Amalgam (silver fillings)

First developed in the 1830s, amalgam - a mixture of mercury, tin, copper and silver – has stood the test of time as a reliable, hard-wearing material for fillings.  EU regulations prohibit their use in pregnant or breastfeeding women, children under 15 years and in baby teeth, but are otherwise the material of choice for back teeth, and if looked after, can last for over 40 years.

£65.20 (NHS Band 2)

Composite (white fillings)

Made of plasticine-like material that turns hard on the application of blue light, these offer superior appearance at the expense of durability.  However they are not suitable for all situations, as they require very dry conditions for effective placement and are not particularly durable, particularly on back teeth that need to withstand the high forces required for chewing food.  They are provided on the NHS for front teeth, but an additional charge will apply when requesting their use on back teeth.

Front teeth - £65.20 (NHS Band 2)

Back teeth - £50-100 depending on size and complexity

Glass Ionomer (white fillings)

Similar to composite fillings but requiring 24 hours to fully harden, this material does not demand the dry conditions needed for composite fillings, but is the least durable of all three materials, particularly on the biting surfaces of back teeth, however this material does have healing properties and be used on sensitive teeth or deep cavities in which placement of an alternative material risks causing a tooth to die. 

£65.20 (NHS Band 2)

Root canal treatment (also called ‘endodontics') is needed when the blood or nerve supply of the tooth (called the ‘pulp') is infected through decay or injury.  If untreated, infection may spread through the root canal system of the tooth, leading to a painful abscess, in which the tooth may be tender when you bite. 

 

Root canal treatment is a skilled and time-consuming procedure, the aim of which is to remove all the infection from the root canal.  The alternative is to have the tooth out.
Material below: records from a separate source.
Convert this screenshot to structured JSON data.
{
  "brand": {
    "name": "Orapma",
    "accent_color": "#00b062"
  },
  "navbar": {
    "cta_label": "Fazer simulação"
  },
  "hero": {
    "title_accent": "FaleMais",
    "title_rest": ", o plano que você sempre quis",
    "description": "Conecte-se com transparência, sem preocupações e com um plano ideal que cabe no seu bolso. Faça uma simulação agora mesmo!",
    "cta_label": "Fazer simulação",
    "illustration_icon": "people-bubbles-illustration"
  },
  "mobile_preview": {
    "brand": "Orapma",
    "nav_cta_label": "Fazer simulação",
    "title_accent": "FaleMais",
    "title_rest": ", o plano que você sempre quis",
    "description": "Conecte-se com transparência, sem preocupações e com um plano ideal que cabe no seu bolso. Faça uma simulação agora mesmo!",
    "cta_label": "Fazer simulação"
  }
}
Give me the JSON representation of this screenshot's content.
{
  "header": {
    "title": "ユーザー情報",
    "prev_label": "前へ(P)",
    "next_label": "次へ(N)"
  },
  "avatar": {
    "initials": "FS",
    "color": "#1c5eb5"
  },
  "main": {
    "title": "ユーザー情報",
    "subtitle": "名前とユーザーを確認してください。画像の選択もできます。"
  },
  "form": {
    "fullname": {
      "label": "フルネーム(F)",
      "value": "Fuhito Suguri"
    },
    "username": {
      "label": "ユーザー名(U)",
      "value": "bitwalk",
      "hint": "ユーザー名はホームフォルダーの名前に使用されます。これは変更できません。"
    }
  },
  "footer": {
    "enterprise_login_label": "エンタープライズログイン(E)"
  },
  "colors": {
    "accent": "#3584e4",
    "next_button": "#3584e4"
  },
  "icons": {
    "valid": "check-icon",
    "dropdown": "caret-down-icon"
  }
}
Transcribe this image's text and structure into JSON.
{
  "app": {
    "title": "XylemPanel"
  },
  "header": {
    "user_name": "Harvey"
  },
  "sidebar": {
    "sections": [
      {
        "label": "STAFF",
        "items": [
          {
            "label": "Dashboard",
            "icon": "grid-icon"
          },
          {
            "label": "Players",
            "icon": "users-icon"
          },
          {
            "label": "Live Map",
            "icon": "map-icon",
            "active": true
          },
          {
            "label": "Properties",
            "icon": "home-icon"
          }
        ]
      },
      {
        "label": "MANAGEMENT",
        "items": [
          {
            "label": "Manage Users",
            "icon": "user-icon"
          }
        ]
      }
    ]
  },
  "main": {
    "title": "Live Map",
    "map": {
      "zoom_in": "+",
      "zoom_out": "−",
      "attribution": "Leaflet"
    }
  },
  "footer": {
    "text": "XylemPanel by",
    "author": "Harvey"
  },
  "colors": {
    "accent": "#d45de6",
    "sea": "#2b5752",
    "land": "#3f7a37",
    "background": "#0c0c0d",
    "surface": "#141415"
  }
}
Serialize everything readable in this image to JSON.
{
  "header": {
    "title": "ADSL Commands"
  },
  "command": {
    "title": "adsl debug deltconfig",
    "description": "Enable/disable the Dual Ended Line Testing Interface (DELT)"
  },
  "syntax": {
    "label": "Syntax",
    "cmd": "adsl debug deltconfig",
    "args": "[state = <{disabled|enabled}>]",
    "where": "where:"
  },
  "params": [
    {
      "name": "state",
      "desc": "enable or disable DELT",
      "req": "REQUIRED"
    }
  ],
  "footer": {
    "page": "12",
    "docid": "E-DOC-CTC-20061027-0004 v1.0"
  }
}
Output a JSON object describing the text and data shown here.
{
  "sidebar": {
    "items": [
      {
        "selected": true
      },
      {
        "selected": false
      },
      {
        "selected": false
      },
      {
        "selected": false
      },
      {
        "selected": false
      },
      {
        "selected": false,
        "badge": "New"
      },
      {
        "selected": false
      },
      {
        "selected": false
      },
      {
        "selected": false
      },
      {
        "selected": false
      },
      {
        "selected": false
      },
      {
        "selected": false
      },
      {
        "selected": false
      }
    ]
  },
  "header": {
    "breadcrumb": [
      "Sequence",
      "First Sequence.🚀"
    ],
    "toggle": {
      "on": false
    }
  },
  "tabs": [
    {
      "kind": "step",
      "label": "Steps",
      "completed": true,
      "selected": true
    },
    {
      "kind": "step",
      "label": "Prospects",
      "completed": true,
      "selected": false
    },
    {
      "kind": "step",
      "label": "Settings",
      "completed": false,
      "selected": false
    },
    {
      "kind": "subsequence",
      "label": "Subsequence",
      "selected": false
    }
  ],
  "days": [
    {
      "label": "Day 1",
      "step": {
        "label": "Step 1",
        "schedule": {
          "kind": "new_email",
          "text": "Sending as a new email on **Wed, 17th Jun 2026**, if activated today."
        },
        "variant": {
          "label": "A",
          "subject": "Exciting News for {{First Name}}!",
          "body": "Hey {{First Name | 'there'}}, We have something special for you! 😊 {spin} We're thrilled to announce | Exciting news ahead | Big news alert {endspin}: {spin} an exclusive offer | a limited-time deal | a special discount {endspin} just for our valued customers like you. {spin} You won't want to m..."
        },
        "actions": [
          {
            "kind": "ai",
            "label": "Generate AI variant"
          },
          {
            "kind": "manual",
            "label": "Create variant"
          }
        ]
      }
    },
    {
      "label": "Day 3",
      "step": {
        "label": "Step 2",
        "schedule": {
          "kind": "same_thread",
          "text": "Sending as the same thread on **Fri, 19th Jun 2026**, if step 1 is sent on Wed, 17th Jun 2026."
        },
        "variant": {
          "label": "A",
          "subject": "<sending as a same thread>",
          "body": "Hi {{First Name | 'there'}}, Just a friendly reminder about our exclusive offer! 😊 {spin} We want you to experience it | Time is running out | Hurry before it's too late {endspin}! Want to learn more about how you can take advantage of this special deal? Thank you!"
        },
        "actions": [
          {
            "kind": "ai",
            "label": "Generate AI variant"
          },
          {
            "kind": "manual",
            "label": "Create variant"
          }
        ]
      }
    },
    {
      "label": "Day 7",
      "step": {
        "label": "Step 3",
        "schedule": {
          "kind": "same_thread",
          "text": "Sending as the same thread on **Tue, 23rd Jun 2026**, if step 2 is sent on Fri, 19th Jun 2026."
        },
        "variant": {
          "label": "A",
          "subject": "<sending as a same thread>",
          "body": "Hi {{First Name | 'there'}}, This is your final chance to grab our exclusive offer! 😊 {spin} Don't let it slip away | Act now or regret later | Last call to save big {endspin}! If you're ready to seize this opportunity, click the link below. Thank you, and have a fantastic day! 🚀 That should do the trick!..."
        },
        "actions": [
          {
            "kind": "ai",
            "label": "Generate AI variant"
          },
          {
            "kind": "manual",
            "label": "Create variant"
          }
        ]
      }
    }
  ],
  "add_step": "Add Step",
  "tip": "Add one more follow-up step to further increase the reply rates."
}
Once the pulp is destroyed it can't heal, and it is not recommended to leave an infected tooth in the mouth.

 

Although some people would prefer to have the tooth out, it is usually best to keep as many natural teeth as possible.   However, because a ‘dead' tooth is more brittle, you may need to have a crown to provide extra support and strength to the tooth.

 

£65.20 (NHS Band 2)

Excluding the cost of a crown